Following those talks with the Justice Department, three Turkish lawmakers had tough words about Fethullah Gulen, the aging cleric who lives in rural eastern Pennsylvania and whose followers have been rounded up in Turkey in the wake of the coup.
"For us, [Osama] bin Laden organizing and directing 9/11 from a cave in Afghanistan is no different than [Gulen] organizing and giving orders for a bloody coup attempt from a small town in the United States," Taha Ozhan, chairman of the Turkish parliament's commission on foreign affairs, said during a news conference at the Turkish Embassy in Washington.
Gulen has denied that he or his followers were involved in the failed coup on July 15.
Another Turkish lawmaker, Kamil Aydin, of the nationalist MHP party, says he gets the sense that the U.S. is eager to find a solution.
"I believe that America is going to refuse losing Turkey as a good partnership in the region," he told NPR after the news conference.
Legal experts, though, say this extradition process could be lengthy.
The first step is for Turkey to persuade the Justice Department to bring a case before a U.S. federal judge, who will then have to rule whether Gulen is "extraditable" and whether there is probable cause that he committed a crime.
A court case and a political case
Once that happens, the case goes to the secretary of state for review and becomes more of a matter of international politics.
"The extradition process is designed with a diplomatic focus," says John Parry, a professor at Lewis and Clark Law School. "It is designed to create a process that involves the courts, though not too much, and leaves most of the control in the hands of government officials and diplomatic interests."
Extradition is a routine process, mostly involving transnational crimes from drug dealing to money laundering. Parry estimates there are several hundred cases a year of alleged criminals either coming to the U.S. for trial or being sent abroad.
As for high-profile cases like the one involving the Turkish cleric, Parry recalls a series of cases in the 1970s and '80s when the U.K. wanted the U.S. to extradite suspects from Irish Republican Army bombings. Some of those suspects were eventually deported even after U.S. courts blocked their extradition.
The government can also control how quickly this moves.
"It is very easy to slow walk it," Parry says. The State Department is already suggesting Turkey's extradition request for Gulen could take time.

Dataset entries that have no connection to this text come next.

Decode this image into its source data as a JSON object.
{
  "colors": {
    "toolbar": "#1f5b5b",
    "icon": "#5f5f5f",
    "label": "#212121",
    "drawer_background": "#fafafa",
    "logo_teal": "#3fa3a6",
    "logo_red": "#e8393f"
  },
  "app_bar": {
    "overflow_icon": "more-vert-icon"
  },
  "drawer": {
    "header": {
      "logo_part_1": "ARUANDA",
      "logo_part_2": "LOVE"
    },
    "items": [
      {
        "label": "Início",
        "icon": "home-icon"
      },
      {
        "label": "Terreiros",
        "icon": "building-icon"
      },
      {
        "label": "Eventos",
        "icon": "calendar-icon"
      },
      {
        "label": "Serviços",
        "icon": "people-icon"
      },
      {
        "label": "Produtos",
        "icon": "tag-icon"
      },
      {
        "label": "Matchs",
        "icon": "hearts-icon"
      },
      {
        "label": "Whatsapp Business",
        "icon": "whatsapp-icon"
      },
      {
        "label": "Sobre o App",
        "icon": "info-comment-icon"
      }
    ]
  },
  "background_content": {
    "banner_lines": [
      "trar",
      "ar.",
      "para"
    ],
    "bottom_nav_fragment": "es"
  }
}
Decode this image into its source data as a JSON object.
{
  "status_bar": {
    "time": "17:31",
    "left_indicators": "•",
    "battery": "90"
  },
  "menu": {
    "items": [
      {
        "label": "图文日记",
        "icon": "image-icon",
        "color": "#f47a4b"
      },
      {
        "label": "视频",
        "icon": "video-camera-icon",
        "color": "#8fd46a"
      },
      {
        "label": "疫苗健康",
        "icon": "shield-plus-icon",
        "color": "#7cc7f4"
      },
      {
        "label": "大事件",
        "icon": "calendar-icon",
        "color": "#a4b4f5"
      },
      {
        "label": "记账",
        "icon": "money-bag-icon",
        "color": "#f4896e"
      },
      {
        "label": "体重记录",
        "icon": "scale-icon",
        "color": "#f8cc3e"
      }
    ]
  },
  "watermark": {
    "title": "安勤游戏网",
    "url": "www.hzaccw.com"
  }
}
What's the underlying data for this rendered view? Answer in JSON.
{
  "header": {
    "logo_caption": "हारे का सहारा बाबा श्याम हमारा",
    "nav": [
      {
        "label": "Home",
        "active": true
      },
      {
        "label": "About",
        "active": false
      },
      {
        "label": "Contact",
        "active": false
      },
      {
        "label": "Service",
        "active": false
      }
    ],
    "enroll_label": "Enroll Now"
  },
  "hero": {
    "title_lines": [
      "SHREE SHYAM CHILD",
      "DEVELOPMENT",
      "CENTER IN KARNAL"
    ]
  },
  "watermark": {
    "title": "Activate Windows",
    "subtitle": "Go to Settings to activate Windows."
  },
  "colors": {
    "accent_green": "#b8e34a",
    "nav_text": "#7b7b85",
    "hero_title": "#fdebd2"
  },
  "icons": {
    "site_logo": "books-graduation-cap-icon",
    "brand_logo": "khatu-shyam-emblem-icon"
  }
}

There are many factors the U.S. government would have to weigh. Turkey is a NATO ally and the U.S. has condemned the coup attempt. The U.S. would also have to consider whether Gulen would likely get a fair trial in a country that is now arresting thousands of his alleged followers.
Turkish opposition lawmaker Oğuz Kaan Salici, of the opposition CHP party, told NPR he's trying to make sure the crackdown doesn't become a witch hunt.
"We will support the government's fight against these coup plotters. On the other hand, if they are trying to take some opposition members, we will be criticizing them," Salici says, adding so far there have been some, but not many opposition political figures arrested in this crackdown.
Salici is hoping the United States will remind its ally Turkey of the need to return to a normal democracy. He, too, though, came to Washington to urge the U.S. to send Gulen to a Turkish court.